Biologists are transplanting sponges to rebuild sponge beds in the Florida Keys. Credit: National Oceanic and Atmospheric Administration

If your flower garden gets wiped out by a hard freeze, you can either plant new seeds and wait for them to grow, or you can plant whole flowers. They both work, but one of them gives you faster results.

Biologists are testing the “faster” method to restore sponge beds in the Florida Keys. They’re transplanting sponges from healthy beds to some that have been damaged by red tides and other causes. The hope is that the transplants will cut years off the time required to rebuild the beds.

In Print: March 1, 2015
This sea star is suffering from wasting disease, which causes sea stars to disintegrate in a matter of days. Credit: Kevin Lafferty, USGS.
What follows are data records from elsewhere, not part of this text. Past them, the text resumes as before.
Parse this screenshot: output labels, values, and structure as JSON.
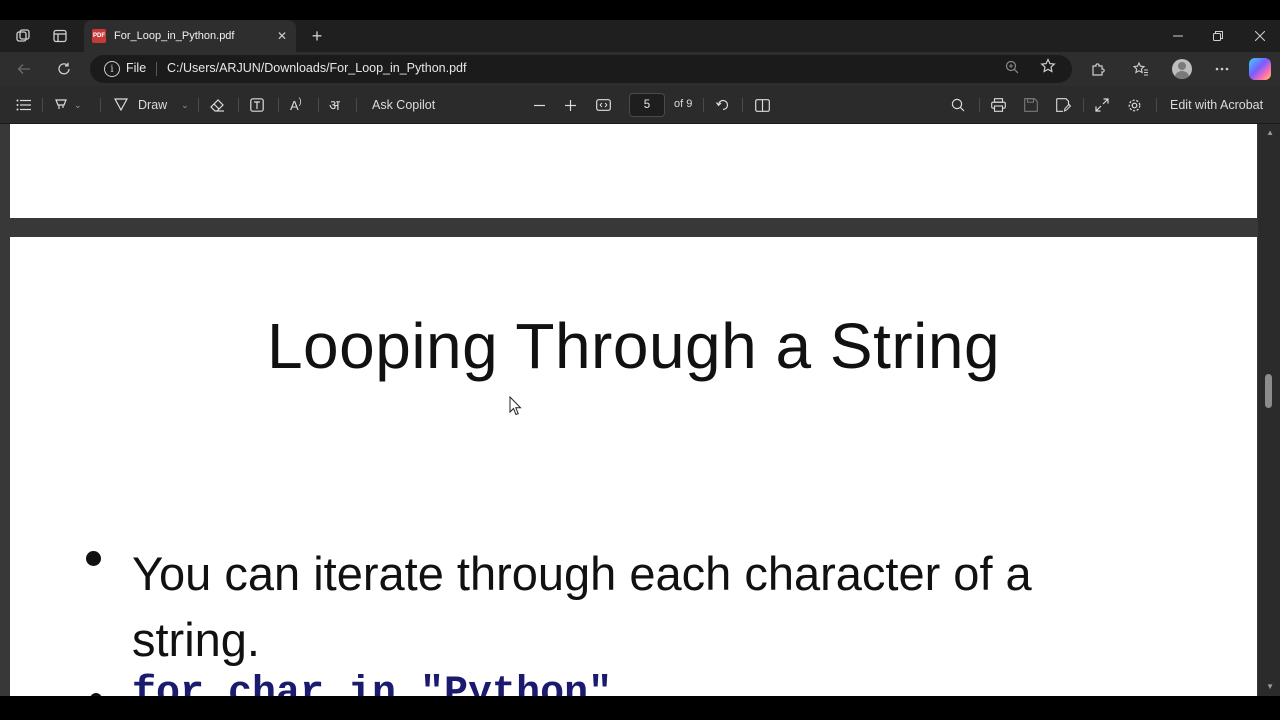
{
  "browser": {
    "tab": {
      "title": "For_Loop_in_Python.pdf",
      "icon": "pdf-file-icon"
    },
    "address": {
      "scheme_label": "File",
      "url": "C:/Users/ARJUN/Downloads/For_Loop_in_Python.pdf"
    },
    "icons": {
      "workspaces": "workspaces-icon",
      "tab_actions": "tab-actions-icon",
      "back": "back-arrow-icon",
      "refresh": "refresh-icon",
      "zoom": "zoom-icon",
      "favorite": "star-icon",
      "extensions": "puzzle-icon",
      "favorites": "favorites-icon",
      "profile": "avatar",
      "more": "more-icon",
      "copilot": "copilot-icon"
    }
  },
  "pdf_toolbar": {
    "draw_label": "Draw",
    "ask_copilot_label": "Ask Copilot",
    "page_number": "5",
    "page_of": "of 9",
    "edit_label": "Edit with Acrobat"
  },
  "document": {
    "slide_title": "Looping Through a String",
    "bullet_text": "You can iterate through each character of a string.",
    "code_line": "for char in \"Python\""
  },
  "colors": {
    "accent_pdf": "#c83a3a",
    "code_text": "#1a1a6e"
  }
}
When a sea star (a.k.a. starfish) develops wasting syndrome, the disease hits hard and fast. Lesions appear on the star’s tough outer skin. Then the tissue around those white sores begins to decay. The sea stars “deflate” and lose control of their five limbs, which curl and twist and eventually begin disintegrating. The starfish gradually “melts” into nothing.